As of March 30: Small Business Relief
March 29th, 2020
This is information compiled from SBA.gov and the actual text of the $2 trillion CARE stimulus package signed into law Friday March 27.
There are three primary forms of relief available to small business through the new CARES law:
- EIDL: A $10,000 grant (fill out a loan application but you don’t have to pay back the loan) available directly through the SBA. This is technically an advance on an EIDL (Economic Injury Disaster Loan) and the SBA is directed to send these checks within three days of a complete application. Apply here.
- Paycheck Protection Program: A loan of up to $10 million (the SBA determines how much you receive based on your payroll and expenses) available through the SBA or through a bank using SBA form 7b. Some or all of this loan may be forgivable if the business continues to pay its workers or continues to maintain benefits for workers who have been furloughed.
- A payroll tax credit of up to $10,000 per employee for businesses who have experienced a 50% loss of revenues compared to the prior quarter. Those who apply for this are not able to apply for the loan forgiveness/grants described above.
Who can apply for grants and loans?

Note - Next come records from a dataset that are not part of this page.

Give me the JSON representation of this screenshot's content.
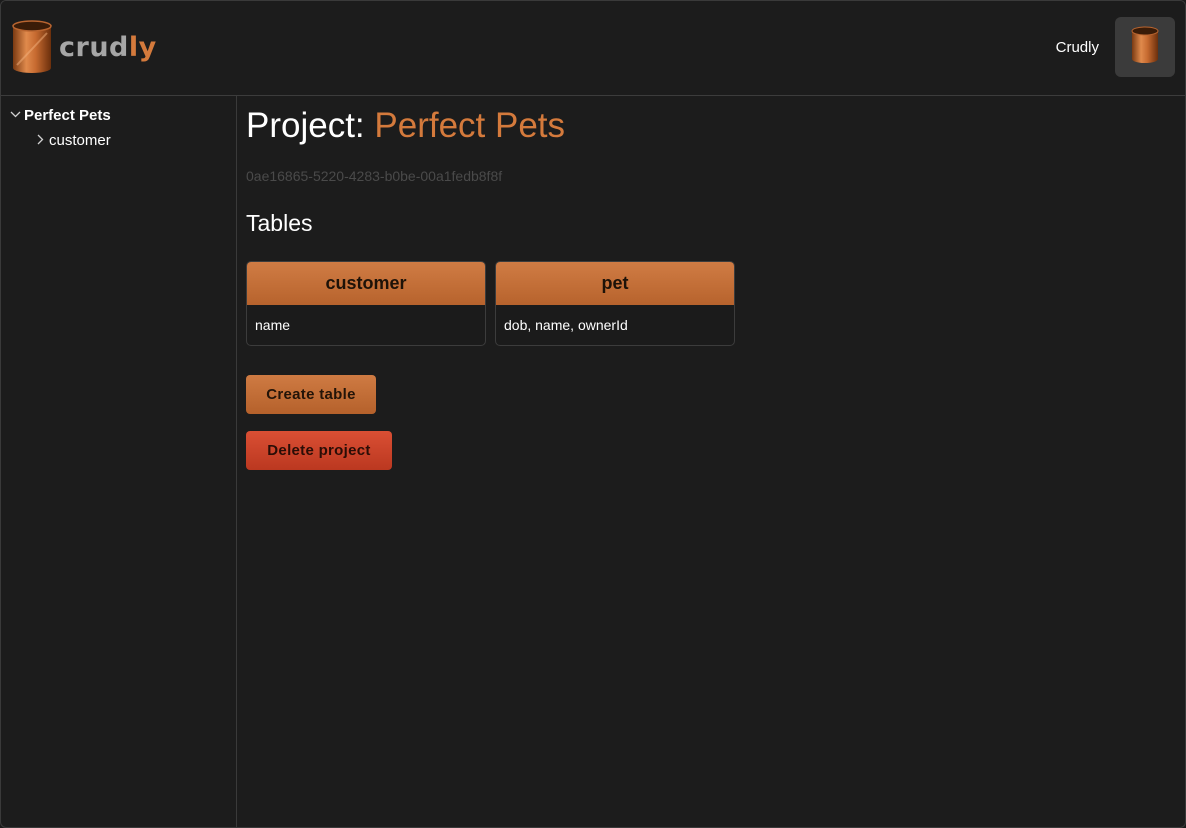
{
  "header": {
    "logo": {
      "text_part1": "crud",
      "text_part2": "ly",
      "icon": "cylinder-logo-icon"
    },
    "user_name": "Crudly",
    "avatar_icon": "cylinder-avatar-icon"
  },
  "sidebar": {
    "project": {
      "label": "Perfect Pets",
      "expanded": true,
      "icon": "chevron-down-icon"
    },
    "tables": [
      {
        "label": "customer",
        "icon": "chevron-right-icon"
      }
    ]
  },
  "main": {
    "title_prefix": "Project:",
    "title_name": "Perfect Pets",
    "project_id": "0ae16865-5220-4283-b0be-00a1fedb8f8f",
    "tables_heading": "Tables",
    "tables": [
      {
        "name": "customer",
        "columns": "name"
      },
      {
        "name": "pet",
        "columns": "dob, name, ownerId"
      }
    ],
    "create_table_label": "Create table",
    "delete_project_label": "Delete project"
  },
  "colors": {
    "accent": "#d47a3c",
    "danger": "#d04428",
    "background": "#1c1c1c",
    "border": "#3a3a3a"
  }
}
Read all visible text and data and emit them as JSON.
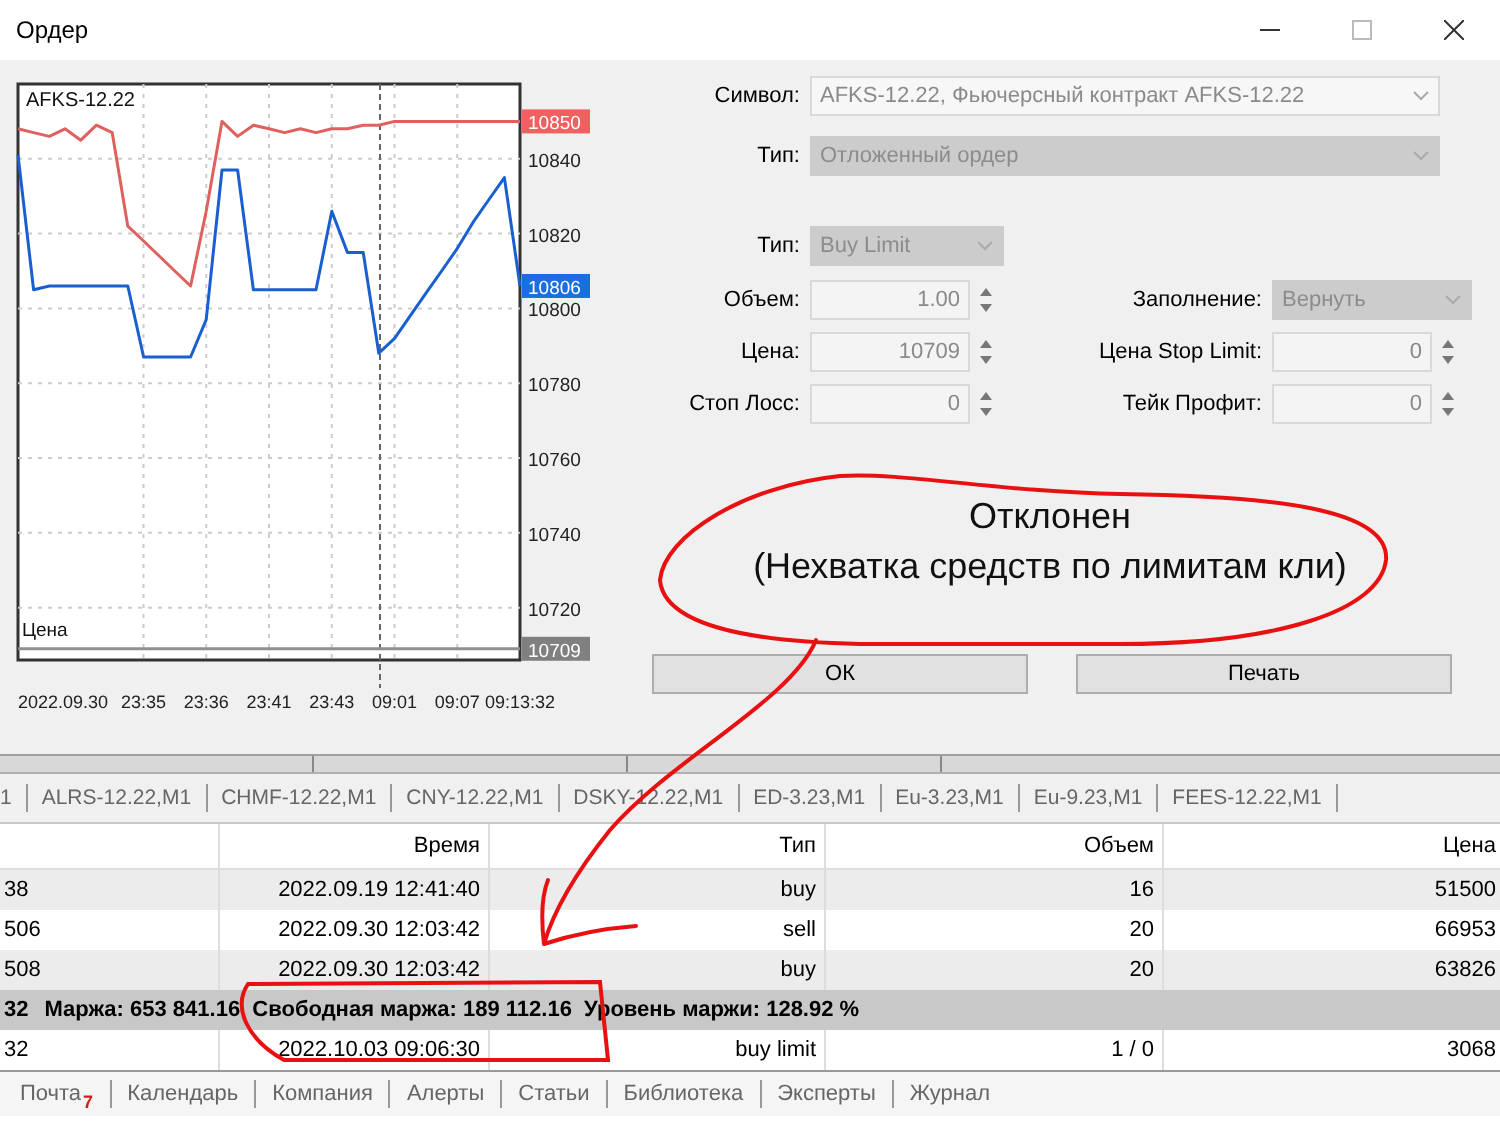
{
  "window": {
    "title": "Ордер"
  },
  "chart": {
    "symbol": "AFKS-12.22",
    "price_label": "Цена",
    "start_date": "2022.09.30",
    "price_tags": [
      {
        "value": "10850",
        "color": "#f06060"
      },
      {
        "value": "10806",
        "color": "#1a6fe0"
      },
      {
        "value": "10709",
        "color": "#808080"
      }
    ],
    "chart_data": {
      "type": "line",
      "categories": [
        null,
        null,
        null,
        null,
        null,
        null,
        null,
        null,
        "23:35",
        null,
        null,
        null,
        "23:36",
        null,
        null,
        null,
        "23:41",
        null,
        null,
        null,
        "23:43",
        null,
        null,
        null,
        "09:01",
        null,
        null,
        null,
        "09:07",
        null,
        null,
        null,
        "09:13:32"
      ],
      "series": [
        {
          "color": "#e06060",
          "values": [
            10848,
            10847,
            10846,
            10848,
            10845,
            10849,
            10847,
            10822,
            10818,
            10814,
            10810,
            10806,
            10826,
            10850,
            10846,
            10849,
            10848,
            10847,
            10848,
            10847,
            10848,
            10848,
            10849,
            10849,
            10850,
            10850,
            10850,
            10850,
            10850,
            10850,
            10850,
            10850,
            10850
          ]
        },
        {
          "color": "#1a5fd0",
          "values": [
            10841,
            10805,
            10806,
            10806,
            10806,
            10806,
            10806,
            10806,
            10787,
            10787,
            10787,
            10787,
            10797,
            10837,
            10837,
            10805,
            10805,
            10805,
            10805,
            10805,
            10826,
            10815,
            10815,
            10788,
            10792,
            10798,
            10804,
            10810,
            10816,
            10823,
            10829,
            10835,
            10806
          ]
        },
        {
          "color": "#909090",
          "values": [
            10709,
            10709,
            10709,
            10709,
            10709,
            10709,
            10709,
            10709,
            10709,
            10709,
            10709,
            10709,
            10709,
            10709,
            10709,
            10709,
            10709,
            10709,
            10709,
            10709,
            10709,
            10709,
            10709,
            10709,
            10709,
            10709,
            10709,
            10709,
            10709,
            10709,
            10709,
            10709,
            10709
          ]
        }
      ],
      "ylim": [
        10706,
        10860
      ],
      "grid": true,
      "yticks": [
        10720,
        10740,
        10760,
        10780,
        10800,
        10820,
        10840
      ]
    }
  },
  "form": {
    "symbol": {
      "label": "Символ:",
      "value": "AFKS-12.22, Фьючерсный контракт AFKS-12.22",
      "disabled": false
    },
    "type": {
      "label": "Тип:",
      "value": "Отложенный ордер",
      "disabled": true
    },
    "order_type": {
      "label": "Тип:",
      "value": "Buy Limit",
      "disabled": true
    },
    "left_fields": [
      {
        "label": "Объем:",
        "value": "1.00"
      },
      {
        "label": "Цена:",
        "value": "10709"
      },
      {
        "label": "Стоп Лосс:",
        "value": "0"
      }
    ],
    "right_fields": [
      {
        "kind": "combo",
        "label": "Заполнение:",
        "value": "Вернуть",
        "disabled": true
      },
      {
        "kind": "spin",
        "label": "Цена Stop Limit:",
        "value": "0",
        "disabled": false
      },
      {
        "kind": "spin",
        "label": "Тейк Профит:",
        "value": "0",
        "disabled": false
      }
    ]
  },
  "message": [
    "Отклонен",
    "(Нехватка средств по лимитам кли)"
  ],
  "buttons": [
    "ОК",
    "Печать"
  ],
  "chart_tabs": [
    "1",
    "ALRS-12.22,M1",
    "CHMF-12.22,M1",
    "CNY-12.22,M1",
    "DSKY-12.22,M1",
    "ED-3.23,M1",
    "Eu-3.23,M1",
    "Eu-9.23,M1",
    "FEES-12.22,M1"
  ],
  "table": {
    "columns": [
      "",
      "Время",
      "Тип",
      "Объем",
      "Цена"
    ],
    "rows": [
      {
        "kind": "order",
        "cells": [
          "38",
          "2022.09.19 12:41:40",
          "buy",
          "16",
          "51500"
        ]
      },
      {
        "kind": "order",
        "cells": [
          "506",
          "2022.09.30 12:03:42",
          "sell",
          "20",
          "66953"
        ]
      },
      {
        "kind": "order",
        "cells": [
          "508",
          "2022.09.30 12:03:42",
          "buy",
          "20",
          "63826"
        ]
      },
      {
        "kind": "summary",
        "cells": [
          "32"
        ],
        "totals": "Маржа: 653 841.16  Свободная маржа: 189 112.16  Уровень маржи: 128.92 %"
      },
      {
        "kind": "order",
        "cells": [
          "32",
          "2022.10.03 09:06:30",
          "buy limit",
          "1 / 0",
          "3068"
        ]
      }
    ]
  },
  "bottom_tabs": [
    {
      "label": "Почта",
      "badge": "7"
    },
    {
      "label": "Календарь"
    },
    {
      "label": "Компания"
    },
    {
      "label": "Алерты"
    },
    {
      "label": "Статьи"
    },
    {
      "label": "Библиотека"
    },
    {
      "label": "Эксперты"
    },
    {
      "label": "Журнал"
    }
  ],
  "annotation": {
    "kind": "freehand"
  }
}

Who can get this benefit? The definition is surprisingly broad. Companies (that is, C-corps and S-corps and LLCs), sole proprietorships, some nonprofits, and even independent contractors are eligible. Companies with more than 500 employees per location are not eligible, but should look to other sections of the CARES act for relief for specific industry groups.
How do I apply?
As of March 29, 2020, the information available at SBA.gov and in the full text of the bill, the process for accessing the $10,000 advance that does not need to be repaid is to apply directly at the SBA website. NABA encourages you to begin your application quickly. Although the government allocated billions of dollars to fund this program, it’s not unlimited and many businesses will be applying.
Businesses may want to wait until Monday and confer with their business banker to see whether it would be advisable to apply through a bank instead.